tolstoytherapy said...

Hi Lee-Anne :) I enjoyed On Beauty too! The links to Howards End were really interesting, as were her characters and all the thinking she put into forming their hopes and dreams.


NW was an interesting and thought-provoking book, but it's not very.... likeable. I'm not sure if that's the word that fits my feelings most, but since writing this post I've come across a lot of negative reviews from others! I would recommend it, but it certainly demands a lot of time and effort.


Hope to be in touch in the next day or so - things have been crazy lately and I'm getting very behind with blogging duties!


Lucy

tolstoytherapy said...

They're good virtues to have as a reader, Brian! I agree that it should be about the journey of reading a book rather than reaching its end... if I find myself counting how many pages are left I know I need to reassess my book choice and consider if it's right for me to read at that stage in my life. It can also suggest I need to minimise distractions and focus more on the writing in front of me, however!

tolstoytherapy said...

I'll keep an eye on your blog in case you do make time to read it!


It's definitely not a speedy read, but it's made me want to read Zadie Smith's other novels. I've only read On Beauty before, and that took me some time to get through as well.

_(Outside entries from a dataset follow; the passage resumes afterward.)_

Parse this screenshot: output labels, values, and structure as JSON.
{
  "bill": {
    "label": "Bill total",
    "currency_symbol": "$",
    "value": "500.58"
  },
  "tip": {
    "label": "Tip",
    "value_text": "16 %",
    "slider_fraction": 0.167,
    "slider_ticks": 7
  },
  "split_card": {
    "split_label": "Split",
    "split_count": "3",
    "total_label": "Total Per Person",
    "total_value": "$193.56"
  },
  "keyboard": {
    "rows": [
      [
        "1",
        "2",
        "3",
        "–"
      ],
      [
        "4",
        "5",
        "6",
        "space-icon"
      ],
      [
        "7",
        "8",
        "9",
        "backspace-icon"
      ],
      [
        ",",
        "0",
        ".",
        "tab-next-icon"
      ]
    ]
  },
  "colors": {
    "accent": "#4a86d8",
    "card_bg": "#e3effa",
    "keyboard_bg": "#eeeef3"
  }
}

Maybe wait until you feel in the right mind to start it properly!